**Source records**
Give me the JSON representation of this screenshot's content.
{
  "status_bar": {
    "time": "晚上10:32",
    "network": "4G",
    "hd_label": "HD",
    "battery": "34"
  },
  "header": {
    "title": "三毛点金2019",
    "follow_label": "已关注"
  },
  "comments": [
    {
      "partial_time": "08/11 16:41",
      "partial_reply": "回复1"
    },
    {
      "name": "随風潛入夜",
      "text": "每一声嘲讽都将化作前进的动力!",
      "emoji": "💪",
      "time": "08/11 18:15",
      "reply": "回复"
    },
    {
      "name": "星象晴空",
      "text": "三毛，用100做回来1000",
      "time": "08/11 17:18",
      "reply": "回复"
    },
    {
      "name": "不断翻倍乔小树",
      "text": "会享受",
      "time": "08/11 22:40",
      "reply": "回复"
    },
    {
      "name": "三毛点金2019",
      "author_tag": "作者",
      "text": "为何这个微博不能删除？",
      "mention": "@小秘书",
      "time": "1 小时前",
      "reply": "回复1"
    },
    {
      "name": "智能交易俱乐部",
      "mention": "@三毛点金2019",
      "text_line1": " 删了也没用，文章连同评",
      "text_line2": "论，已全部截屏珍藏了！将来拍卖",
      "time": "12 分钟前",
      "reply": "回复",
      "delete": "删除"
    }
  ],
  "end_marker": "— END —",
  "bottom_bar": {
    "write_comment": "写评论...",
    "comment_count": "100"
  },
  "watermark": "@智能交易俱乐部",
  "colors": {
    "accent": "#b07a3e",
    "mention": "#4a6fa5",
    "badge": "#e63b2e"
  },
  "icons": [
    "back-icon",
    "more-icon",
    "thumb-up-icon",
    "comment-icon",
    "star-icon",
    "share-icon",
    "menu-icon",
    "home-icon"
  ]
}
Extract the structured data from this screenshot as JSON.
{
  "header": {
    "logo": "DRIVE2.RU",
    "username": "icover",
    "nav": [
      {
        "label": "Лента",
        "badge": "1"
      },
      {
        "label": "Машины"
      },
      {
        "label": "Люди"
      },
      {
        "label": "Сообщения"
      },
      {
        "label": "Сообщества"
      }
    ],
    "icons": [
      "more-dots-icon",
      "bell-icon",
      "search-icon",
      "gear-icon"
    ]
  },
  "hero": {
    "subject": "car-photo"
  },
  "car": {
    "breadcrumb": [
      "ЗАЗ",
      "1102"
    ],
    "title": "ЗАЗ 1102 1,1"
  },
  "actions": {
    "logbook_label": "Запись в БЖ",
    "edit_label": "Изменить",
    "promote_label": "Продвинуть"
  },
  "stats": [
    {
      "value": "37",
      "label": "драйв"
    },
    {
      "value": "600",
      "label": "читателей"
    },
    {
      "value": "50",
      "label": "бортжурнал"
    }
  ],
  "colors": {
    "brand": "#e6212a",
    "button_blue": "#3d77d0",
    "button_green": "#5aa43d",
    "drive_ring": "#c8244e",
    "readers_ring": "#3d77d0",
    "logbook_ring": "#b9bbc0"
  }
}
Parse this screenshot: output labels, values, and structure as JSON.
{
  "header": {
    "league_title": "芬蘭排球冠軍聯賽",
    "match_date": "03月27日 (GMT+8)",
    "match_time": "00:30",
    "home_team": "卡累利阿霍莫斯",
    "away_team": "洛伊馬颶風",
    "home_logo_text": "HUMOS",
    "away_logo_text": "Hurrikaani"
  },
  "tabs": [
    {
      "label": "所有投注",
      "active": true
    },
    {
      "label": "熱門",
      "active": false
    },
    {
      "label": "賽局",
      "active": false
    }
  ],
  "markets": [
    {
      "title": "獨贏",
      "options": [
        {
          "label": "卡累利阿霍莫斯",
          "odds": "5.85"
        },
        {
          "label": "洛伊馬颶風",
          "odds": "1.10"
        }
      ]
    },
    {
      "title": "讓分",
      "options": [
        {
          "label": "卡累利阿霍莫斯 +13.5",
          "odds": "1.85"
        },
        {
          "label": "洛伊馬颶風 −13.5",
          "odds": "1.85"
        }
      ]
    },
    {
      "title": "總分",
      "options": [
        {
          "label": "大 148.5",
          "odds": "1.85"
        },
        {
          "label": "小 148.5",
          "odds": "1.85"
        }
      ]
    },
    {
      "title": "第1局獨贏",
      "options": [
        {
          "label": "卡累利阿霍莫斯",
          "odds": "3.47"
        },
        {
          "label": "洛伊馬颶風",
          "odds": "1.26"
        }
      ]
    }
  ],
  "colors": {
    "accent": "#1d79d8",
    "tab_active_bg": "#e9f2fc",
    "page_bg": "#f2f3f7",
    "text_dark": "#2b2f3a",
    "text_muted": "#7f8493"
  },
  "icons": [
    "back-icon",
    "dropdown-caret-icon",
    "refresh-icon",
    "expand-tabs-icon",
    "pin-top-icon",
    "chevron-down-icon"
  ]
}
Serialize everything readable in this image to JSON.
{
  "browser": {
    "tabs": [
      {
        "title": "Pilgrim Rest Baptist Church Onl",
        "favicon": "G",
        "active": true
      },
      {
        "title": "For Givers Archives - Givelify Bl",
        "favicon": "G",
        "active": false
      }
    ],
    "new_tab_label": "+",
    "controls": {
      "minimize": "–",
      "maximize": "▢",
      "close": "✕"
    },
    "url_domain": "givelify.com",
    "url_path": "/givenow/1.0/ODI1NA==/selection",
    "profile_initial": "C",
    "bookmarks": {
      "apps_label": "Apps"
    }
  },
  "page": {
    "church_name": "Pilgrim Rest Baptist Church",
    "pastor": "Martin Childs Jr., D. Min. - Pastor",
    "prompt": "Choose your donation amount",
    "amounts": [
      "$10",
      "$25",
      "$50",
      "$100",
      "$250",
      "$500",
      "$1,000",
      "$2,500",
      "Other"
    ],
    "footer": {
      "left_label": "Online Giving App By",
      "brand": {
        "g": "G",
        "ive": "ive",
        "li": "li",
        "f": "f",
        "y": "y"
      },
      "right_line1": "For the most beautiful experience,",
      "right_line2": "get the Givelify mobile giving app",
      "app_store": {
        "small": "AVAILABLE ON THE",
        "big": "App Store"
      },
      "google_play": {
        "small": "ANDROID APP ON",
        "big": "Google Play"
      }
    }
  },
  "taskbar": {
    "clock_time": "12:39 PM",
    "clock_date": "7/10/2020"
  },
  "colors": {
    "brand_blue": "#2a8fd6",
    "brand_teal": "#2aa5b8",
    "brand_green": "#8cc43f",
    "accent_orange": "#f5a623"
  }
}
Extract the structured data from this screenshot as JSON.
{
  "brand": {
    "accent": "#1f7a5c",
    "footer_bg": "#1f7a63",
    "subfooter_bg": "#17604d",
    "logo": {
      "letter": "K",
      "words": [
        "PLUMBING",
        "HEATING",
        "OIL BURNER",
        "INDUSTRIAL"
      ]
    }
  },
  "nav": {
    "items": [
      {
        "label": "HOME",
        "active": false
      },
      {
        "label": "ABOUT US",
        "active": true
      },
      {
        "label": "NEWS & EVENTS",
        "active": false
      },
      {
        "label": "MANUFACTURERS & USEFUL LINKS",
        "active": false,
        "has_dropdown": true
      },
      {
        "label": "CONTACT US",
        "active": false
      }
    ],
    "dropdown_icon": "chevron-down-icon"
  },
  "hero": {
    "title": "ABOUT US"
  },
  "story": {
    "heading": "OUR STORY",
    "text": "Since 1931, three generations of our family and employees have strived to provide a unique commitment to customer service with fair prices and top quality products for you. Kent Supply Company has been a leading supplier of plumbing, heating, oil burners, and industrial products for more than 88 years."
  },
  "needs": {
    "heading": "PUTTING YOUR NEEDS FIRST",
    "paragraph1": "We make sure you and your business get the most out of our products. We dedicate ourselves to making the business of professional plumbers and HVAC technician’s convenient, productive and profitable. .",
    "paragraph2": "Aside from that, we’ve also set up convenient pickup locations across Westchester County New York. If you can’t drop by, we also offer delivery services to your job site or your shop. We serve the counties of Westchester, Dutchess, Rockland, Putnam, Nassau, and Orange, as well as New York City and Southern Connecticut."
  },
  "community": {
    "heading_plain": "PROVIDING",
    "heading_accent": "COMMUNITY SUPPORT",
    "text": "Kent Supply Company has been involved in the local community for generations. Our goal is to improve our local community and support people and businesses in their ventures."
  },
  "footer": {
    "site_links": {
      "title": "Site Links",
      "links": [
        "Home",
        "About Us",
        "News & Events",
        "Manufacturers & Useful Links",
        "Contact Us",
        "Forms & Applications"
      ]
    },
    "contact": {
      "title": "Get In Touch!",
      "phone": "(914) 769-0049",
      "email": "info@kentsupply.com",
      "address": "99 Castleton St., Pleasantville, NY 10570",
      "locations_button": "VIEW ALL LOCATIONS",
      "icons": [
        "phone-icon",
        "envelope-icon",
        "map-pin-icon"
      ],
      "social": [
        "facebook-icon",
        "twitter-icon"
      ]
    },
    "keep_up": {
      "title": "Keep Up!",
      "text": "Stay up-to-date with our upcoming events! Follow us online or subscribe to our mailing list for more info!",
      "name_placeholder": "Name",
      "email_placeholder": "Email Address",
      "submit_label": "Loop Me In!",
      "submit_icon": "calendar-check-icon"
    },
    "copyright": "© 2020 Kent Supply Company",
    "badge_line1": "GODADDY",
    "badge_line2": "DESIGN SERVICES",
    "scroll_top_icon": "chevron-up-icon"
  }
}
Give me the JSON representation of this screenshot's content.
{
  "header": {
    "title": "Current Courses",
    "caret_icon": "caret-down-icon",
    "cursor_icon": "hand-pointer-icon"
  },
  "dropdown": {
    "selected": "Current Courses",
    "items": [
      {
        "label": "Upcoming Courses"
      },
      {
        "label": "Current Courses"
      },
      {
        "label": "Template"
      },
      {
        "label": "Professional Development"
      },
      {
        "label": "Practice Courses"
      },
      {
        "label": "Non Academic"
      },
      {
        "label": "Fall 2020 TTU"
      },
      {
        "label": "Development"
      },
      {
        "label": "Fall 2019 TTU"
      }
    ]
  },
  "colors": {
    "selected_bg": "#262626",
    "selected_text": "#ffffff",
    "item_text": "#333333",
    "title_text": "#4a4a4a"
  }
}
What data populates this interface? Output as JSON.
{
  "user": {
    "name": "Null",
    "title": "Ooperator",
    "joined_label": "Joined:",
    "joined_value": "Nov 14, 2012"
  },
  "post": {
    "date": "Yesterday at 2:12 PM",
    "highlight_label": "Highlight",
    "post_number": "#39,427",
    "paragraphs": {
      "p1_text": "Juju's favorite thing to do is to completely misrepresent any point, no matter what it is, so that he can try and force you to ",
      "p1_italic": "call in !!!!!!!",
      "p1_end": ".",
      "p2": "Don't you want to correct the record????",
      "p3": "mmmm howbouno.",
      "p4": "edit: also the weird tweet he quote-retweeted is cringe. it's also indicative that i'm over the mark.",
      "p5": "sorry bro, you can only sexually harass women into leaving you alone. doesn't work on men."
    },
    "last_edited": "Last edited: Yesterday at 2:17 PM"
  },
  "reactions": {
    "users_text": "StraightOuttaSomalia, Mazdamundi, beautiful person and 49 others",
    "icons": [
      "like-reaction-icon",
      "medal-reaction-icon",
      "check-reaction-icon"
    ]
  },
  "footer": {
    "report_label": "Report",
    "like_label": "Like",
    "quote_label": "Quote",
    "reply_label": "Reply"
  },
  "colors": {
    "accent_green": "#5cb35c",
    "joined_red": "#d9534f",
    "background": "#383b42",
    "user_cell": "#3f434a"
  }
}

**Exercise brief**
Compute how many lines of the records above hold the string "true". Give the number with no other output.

**Exercise result**
4